— Exercise brief —
In the entries below, find each line with the word "JSON" and pull it out.
■ ■ ■ ■ ■ ■ ■
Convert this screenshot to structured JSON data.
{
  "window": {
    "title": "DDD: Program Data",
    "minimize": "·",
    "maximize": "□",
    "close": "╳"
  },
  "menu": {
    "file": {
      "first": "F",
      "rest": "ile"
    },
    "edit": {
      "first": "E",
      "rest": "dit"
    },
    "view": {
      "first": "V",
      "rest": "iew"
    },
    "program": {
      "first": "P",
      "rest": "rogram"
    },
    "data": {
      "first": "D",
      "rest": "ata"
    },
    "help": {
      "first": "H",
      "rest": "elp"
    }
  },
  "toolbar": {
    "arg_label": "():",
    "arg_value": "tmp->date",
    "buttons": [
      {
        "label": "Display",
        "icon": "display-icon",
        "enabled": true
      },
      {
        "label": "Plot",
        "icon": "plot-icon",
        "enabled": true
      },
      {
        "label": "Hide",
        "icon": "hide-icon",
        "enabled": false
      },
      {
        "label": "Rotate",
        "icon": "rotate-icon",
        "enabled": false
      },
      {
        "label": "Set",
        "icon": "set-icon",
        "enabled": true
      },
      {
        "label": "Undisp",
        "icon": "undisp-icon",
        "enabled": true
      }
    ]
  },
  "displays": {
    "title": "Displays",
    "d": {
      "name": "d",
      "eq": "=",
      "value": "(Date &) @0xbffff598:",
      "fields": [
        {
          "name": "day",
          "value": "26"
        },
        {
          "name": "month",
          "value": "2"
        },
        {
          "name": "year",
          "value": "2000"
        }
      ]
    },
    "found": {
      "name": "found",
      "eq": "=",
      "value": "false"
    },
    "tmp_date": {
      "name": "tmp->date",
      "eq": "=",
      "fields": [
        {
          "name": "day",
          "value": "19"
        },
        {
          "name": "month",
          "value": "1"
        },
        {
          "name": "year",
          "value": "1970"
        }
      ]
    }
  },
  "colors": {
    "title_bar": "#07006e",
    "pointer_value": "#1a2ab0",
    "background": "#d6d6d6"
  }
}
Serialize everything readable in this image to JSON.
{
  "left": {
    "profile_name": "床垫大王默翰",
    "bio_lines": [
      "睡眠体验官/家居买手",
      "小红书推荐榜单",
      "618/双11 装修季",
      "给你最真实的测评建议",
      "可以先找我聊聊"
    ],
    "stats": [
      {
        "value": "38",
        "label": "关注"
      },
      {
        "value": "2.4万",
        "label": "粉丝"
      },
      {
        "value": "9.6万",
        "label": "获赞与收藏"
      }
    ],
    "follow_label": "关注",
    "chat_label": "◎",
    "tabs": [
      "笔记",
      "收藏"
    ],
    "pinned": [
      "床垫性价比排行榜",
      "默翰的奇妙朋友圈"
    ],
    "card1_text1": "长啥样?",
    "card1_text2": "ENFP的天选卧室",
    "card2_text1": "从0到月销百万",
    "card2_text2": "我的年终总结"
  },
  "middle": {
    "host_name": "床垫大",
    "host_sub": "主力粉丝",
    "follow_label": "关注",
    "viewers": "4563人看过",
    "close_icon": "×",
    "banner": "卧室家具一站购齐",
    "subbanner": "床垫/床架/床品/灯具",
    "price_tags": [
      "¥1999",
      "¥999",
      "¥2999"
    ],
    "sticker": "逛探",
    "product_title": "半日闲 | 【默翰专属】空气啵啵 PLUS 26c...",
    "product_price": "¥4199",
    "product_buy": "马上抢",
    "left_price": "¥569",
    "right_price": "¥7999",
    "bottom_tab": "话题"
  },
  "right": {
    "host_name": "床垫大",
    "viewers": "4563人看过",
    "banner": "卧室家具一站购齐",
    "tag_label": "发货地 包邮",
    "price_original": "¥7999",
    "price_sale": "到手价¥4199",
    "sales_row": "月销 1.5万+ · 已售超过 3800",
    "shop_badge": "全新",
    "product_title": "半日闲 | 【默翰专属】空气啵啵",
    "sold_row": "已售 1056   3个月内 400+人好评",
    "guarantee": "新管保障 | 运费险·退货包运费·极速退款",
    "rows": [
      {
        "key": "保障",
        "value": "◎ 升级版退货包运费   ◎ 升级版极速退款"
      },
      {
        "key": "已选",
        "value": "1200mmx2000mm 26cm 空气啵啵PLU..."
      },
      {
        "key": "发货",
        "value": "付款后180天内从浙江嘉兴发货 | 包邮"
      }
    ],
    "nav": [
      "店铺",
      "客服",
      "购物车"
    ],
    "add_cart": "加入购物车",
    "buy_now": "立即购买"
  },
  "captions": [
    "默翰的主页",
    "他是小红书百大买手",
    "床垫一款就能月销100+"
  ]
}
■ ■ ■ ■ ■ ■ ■
— Reply —
Convert this screenshot to structured JSON data.
Serialize everything readable in this image to JSON.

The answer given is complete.